(Web page and app entries)
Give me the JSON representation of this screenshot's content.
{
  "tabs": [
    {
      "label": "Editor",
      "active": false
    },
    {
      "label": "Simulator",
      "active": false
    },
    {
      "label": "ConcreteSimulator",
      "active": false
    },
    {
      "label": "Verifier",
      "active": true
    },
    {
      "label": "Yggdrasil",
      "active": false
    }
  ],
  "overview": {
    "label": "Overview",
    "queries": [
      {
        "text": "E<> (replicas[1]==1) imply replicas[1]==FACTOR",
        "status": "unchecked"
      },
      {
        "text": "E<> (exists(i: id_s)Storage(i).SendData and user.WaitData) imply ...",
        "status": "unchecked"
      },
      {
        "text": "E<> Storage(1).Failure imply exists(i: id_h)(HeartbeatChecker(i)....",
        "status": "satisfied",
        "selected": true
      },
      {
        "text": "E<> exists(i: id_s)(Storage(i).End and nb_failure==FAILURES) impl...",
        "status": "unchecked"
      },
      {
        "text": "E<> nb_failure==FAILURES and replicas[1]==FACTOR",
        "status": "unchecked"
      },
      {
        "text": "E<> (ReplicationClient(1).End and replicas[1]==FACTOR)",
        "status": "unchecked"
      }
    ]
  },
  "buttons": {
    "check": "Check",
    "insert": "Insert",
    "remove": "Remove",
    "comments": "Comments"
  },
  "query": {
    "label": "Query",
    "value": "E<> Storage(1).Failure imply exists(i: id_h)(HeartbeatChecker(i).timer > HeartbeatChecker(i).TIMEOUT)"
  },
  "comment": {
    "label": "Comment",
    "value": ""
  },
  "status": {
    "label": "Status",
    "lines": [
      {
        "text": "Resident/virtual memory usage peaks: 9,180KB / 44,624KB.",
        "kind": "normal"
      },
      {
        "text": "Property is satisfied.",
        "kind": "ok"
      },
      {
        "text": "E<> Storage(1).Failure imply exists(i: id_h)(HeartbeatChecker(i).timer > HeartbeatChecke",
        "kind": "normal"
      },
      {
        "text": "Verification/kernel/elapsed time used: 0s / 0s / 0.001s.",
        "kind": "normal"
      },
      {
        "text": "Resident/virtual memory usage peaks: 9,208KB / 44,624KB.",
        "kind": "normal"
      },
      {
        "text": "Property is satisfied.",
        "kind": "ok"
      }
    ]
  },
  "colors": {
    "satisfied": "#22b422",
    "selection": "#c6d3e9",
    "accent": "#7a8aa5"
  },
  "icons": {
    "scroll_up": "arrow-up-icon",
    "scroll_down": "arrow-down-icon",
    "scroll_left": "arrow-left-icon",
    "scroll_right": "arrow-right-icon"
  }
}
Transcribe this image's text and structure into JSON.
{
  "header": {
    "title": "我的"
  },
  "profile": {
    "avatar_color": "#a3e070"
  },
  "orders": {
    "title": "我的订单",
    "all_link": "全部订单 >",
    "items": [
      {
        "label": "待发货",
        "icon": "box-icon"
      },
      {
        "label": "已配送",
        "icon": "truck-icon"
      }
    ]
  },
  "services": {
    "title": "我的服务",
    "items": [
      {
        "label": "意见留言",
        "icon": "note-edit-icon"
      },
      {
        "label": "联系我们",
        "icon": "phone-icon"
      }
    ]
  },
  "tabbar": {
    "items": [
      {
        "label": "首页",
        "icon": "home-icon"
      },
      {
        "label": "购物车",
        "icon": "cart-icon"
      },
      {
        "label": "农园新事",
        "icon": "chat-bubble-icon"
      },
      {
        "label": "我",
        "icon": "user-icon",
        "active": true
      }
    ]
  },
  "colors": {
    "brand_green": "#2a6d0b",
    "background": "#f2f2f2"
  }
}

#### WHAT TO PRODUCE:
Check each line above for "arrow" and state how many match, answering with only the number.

#### RESULT OF THIS EXERCISE:
4